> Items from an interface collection
++++
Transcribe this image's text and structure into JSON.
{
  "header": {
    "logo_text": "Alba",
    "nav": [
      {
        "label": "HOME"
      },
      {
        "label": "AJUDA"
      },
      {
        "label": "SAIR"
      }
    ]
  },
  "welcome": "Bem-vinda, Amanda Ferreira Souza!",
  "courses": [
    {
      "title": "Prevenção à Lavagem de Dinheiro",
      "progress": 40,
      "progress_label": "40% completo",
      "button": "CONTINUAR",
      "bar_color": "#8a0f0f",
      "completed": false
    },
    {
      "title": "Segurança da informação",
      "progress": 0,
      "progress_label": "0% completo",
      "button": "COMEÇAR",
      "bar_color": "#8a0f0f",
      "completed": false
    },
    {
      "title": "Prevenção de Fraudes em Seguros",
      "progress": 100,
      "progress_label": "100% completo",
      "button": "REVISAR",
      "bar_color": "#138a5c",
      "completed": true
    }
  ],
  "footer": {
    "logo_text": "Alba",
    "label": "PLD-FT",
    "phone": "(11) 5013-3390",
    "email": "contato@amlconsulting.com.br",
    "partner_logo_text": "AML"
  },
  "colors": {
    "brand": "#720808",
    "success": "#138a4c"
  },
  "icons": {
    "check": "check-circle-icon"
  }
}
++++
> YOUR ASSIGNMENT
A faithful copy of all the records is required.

> SOLUTION FOR THIS EXERCISE
Transcribe this image's text and structure into JSON.
{
  "header": {
    "logo_text": "Alba",
    "nav": [
      {
        "label": "HOME"
      },
      {
        "label": "AJUDA"
      },
      {
        "label": "SAIR"
      }
    ]
  },
  "welcome": "Bem-vinda, Amanda Ferreira Souza!",
  "courses": [
    {
      "title": "Prevenção à Lavagem de Dinheiro",
      "progress": 40,
      "progress_label": "40% completo",
      "button": "CONTINUAR",
      "bar_color": "#8a0f0f",
      "completed": false
    },
    {
      "title": "Segurança da informação",
      "progress": 0,
      "progress_label": "0% completo",
      "button": "COMEÇAR",
      "bar_color": "#8a0f0f",
      "completed": false
    },
    {
      "title": "Prevenção de Fraudes em Seguros",
      "progress": 100,
      "progress_label": "100% completo",
      "button": "REVISAR",
      "bar_color": "#138a5c",
      "completed": true
    }
  ],
  "footer": {
    "logo_text": "Alba",
    "label": "PLD-FT",
    "phone": "(11) 5013-3390",
    "email": "contato@amlconsulting.com.br",
    "partner_logo_text": "AML"
  },
  "colors": {
    "brand": "#720808",
    "success": "#138a4c"
  },
  "icons": {
    "check": "check-circle-icon"
  }
}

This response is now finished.